The RFS is effectively imposing a $42 billion “ethanol tax” on California consumers, and the vast majority of the proceeds are going to out-of-state ethanol producers in the Corn Belt of the Midwest, according to an economic analysis commissioned by CRS. The ripple effects of this huge wealth transfer include $31.6 billion in lost GDP growth in California by 2024, more than 17,000 lost jobs per year, and hundreds of millions of dollars in higher costs for dairy and poultry farmers, because rising demand for corn ethanol has increased the cost of corn-based animal feed. The CRS analysis also found that instead of cutting emissions – as RFS supporters have promised – California’s consumption of corn ethanol has actually generated an extra 6.3 million metric tons of carbon dioxide-equivalent since 2005 – roughly the same as putting 1.3 million cars on the road for one year – and more than 100,000 tons of additional smog-forming emissions.

Small businesses across the Golden State are wondering when the federal government will finally put an end to this disaster of a policy. There is no justification for it. But the RFS hangs on because of the power of the corn ethanol lobby in Congress, and because of the central role that Iowa – a corn-growing state – plays in presidential politics. For example, six Republicans and all three Democrats currently running for president have shown “strong and consistent support for the RFS,” according to the ethanol lobby. Even billionaire environmental activists like Steyer have learned to toe the line. Five years ago, when Steyer was focused on California politics and defending the state’s global warming laws, he openly mocked former vice president Al Gore for once supporting ethanol. But when Steyer became more involved in national politics, he changed his tune. Steyer’s campaign arm, NextGen Climate, now calls the RFS “an important program” and describes ethanol as “clean energy.”

It is stunning to think that a billionaire environmental activist like Tom Steyer would drop his misgivings about corn ethanol and throw the economy of his home state under the bus. But he’s no different than many other political figures with national ambitions, who choose to get ahead by siding with the ethanol lobby over consumers and small businesses.

In Steyer’s case, he’s ignoring years of warnings from his home state. As detailed in the CRS report, U.S. Sen. Dianne Feinstein (D-Calif.) is one of the leaders of the RFS reform movement in Washington. “The federal mandate for corn ethanol is both unwise and unworkable,” Feinstein says. On the other side of the political aisle, U.S. Rep. David Valadao (R-Calif.) has highlighted “the negative impact of Renewable Fuel Standard Mandates that are largely fulfilled by corn” on California’s dairy farmers. In 2013, Democrats and Republicans in the state legislature united behind a joint resolution urging Congress to overhaul the RFS and “transition away from biofuel sources that compete with food production.”
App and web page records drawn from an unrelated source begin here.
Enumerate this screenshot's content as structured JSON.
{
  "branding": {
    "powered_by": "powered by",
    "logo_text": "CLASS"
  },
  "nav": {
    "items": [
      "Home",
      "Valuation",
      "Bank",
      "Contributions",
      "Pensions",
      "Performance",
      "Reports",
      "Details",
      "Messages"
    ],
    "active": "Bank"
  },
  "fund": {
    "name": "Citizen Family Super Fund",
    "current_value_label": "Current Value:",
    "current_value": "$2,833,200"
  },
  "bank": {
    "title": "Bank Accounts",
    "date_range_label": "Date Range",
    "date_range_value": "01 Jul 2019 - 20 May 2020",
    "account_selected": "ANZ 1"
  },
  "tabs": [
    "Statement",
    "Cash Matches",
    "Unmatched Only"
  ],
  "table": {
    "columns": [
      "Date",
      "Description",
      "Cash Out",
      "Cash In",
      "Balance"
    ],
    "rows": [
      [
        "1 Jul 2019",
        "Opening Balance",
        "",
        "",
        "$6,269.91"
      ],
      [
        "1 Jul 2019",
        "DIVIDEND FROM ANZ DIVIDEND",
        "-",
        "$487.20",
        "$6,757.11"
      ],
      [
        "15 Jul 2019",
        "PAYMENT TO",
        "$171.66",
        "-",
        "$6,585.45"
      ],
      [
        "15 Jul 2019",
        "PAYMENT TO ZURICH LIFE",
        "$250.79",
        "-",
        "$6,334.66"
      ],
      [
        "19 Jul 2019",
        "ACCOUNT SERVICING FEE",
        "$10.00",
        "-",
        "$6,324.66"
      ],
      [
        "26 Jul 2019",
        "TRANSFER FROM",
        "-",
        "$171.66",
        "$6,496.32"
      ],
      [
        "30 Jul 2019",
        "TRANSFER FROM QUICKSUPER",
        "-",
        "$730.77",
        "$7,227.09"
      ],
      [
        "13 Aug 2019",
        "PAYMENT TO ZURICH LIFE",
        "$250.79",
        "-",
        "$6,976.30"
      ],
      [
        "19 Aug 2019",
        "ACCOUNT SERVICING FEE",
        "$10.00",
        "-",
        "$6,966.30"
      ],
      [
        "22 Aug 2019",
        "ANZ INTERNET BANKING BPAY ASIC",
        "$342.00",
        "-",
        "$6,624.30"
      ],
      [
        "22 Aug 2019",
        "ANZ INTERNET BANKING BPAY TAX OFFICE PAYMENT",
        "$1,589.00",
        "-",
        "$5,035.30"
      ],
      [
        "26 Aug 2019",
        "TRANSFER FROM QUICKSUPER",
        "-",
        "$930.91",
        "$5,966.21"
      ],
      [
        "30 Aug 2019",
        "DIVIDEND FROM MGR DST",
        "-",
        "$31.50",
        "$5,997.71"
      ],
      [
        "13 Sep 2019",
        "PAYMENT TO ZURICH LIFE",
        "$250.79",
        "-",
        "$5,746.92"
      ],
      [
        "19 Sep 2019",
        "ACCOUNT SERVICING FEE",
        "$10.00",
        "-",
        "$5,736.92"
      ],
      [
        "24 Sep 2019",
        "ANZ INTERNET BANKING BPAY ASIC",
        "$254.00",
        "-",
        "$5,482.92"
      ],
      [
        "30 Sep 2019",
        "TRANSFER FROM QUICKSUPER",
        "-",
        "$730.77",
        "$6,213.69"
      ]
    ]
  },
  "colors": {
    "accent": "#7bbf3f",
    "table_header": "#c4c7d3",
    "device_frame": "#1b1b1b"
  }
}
San Francisco-based environmental group Sierra Club opposes the corn ethanol mandate because of the fuel’s “extremely dubious net carbon benefits and its unresolved direct and indirect environmental impacts,” concerns that have been echoed by California environmental regulators. And for years, a diverse mix of newspaper editorial boards have warned about the corn ethanol mandate, including the San Francisco ChronicleSan Jose Mercury-NewsOrange County Register, and San Diego Union-Tribune.

California is not alone. Across the country, there is a broad and growing bipartisan coalition that opposes the RFS corn ethanol mandate. It spans all the way from limited-government groups like Americans for Tax Reform to environmental activists like Bill McKibben. It’s time for Steyer and other national political players to stand up to the corn ethanol lobby and demand major reforms to the RFS before California and the rest of the country suffers any further from this misguided and failed national policy.

Karen Kerrigan is president & CEO of the Small Business & Entrepreneurship Council.